WHAT IS BEING ASKED – Scanning the entries below, copy every line that contains the word "would".

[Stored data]
****
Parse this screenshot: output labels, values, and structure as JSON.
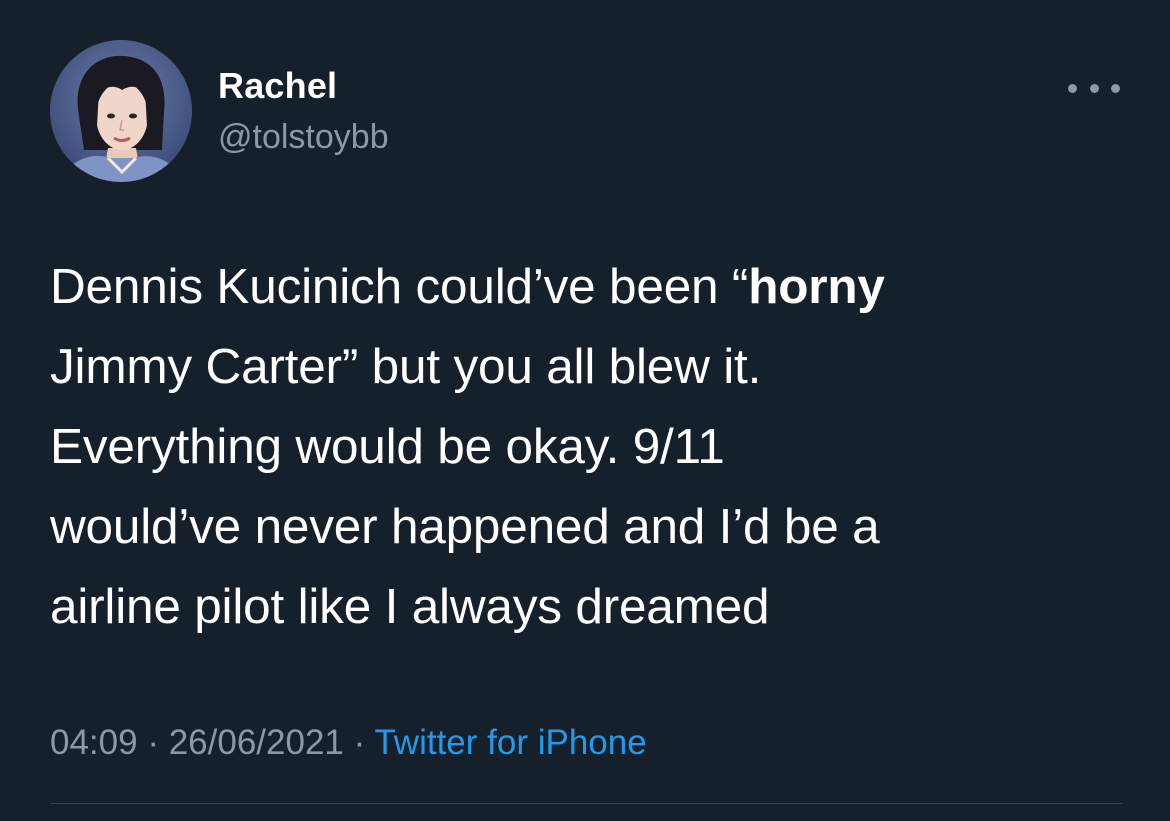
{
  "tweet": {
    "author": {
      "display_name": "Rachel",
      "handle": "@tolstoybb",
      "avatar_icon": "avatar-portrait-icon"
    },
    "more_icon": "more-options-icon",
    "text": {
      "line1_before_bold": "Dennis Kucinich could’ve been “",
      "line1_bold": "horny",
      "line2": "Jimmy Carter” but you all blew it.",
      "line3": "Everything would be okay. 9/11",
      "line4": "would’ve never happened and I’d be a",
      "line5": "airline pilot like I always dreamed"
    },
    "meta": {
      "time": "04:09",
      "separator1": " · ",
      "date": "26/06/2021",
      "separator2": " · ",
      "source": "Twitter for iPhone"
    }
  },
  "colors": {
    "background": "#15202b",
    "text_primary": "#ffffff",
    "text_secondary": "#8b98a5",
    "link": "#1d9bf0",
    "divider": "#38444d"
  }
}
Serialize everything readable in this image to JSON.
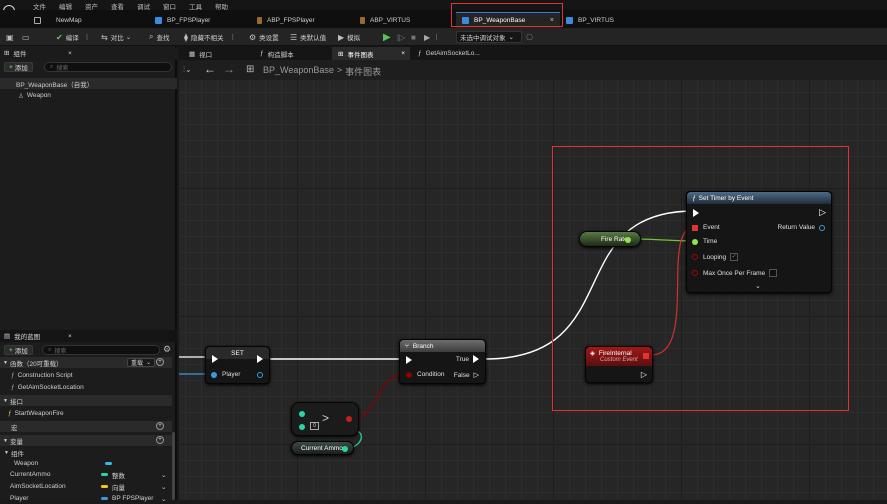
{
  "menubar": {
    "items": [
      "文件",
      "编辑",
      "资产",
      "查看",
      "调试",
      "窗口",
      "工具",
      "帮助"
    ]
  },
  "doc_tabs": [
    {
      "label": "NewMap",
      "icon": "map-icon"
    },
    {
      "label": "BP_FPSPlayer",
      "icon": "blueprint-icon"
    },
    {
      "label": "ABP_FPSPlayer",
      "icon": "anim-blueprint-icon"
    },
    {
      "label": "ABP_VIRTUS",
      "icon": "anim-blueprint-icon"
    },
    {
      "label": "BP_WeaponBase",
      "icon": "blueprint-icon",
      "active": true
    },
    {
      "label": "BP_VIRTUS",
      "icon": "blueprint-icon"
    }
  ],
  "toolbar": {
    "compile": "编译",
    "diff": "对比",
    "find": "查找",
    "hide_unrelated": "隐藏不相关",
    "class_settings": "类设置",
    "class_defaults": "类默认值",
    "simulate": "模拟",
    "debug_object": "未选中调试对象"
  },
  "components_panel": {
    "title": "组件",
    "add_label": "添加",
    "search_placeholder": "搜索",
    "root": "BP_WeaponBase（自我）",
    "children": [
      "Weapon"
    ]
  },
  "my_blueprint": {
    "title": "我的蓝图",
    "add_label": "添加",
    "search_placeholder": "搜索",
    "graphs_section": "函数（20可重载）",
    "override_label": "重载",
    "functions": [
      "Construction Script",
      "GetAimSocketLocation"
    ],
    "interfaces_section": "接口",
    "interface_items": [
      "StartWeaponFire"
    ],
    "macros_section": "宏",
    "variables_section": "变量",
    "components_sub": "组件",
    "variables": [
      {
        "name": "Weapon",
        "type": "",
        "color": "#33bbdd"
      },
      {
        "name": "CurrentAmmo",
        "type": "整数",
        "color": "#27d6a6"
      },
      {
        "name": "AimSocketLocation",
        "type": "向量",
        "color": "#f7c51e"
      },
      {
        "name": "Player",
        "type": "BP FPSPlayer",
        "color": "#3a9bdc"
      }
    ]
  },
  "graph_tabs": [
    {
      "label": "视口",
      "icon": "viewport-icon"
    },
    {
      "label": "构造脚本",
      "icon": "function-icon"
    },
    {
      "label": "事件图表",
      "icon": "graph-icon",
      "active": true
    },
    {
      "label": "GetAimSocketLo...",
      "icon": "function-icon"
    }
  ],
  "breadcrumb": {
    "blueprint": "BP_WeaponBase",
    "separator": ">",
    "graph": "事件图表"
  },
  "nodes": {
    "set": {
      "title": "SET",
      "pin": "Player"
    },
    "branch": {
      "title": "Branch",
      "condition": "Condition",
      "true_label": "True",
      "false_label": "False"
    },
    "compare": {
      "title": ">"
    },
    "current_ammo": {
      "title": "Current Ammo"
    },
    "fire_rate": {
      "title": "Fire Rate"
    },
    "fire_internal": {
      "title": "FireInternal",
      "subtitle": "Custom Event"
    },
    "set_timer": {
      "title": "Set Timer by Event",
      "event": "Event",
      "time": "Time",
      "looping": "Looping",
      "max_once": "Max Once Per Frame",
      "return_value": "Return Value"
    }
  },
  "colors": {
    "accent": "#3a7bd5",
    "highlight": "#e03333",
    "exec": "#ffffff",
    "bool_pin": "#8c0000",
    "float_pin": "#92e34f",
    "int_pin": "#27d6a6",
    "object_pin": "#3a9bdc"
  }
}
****
YOUR SOLUTION –
      "line3": "Everything would be okay. 9/11",
      "line4": "would’ve never happened and I’d be a",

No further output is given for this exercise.